Records drawn from a dataset
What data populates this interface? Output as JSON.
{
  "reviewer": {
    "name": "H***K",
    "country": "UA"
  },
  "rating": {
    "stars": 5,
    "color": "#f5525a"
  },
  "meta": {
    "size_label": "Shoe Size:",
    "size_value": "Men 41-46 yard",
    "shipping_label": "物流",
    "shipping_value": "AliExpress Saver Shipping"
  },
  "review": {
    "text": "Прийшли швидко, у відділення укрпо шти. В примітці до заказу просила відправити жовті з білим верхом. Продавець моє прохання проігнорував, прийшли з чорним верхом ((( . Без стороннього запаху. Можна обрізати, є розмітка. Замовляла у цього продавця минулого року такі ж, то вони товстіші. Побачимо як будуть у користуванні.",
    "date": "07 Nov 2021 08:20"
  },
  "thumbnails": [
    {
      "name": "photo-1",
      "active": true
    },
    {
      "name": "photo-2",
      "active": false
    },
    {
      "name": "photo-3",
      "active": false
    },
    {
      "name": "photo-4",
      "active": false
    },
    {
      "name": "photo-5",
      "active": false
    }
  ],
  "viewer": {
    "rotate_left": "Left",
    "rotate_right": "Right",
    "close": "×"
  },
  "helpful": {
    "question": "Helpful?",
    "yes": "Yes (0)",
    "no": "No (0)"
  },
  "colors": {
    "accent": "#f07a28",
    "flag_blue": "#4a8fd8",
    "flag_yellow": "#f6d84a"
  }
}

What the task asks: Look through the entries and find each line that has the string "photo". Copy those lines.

Completed task:
      "name": "photo-1",
      "name": "photo-2",
      "name": "photo-3",
      "name": "photo-4",
      "name": "photo-5",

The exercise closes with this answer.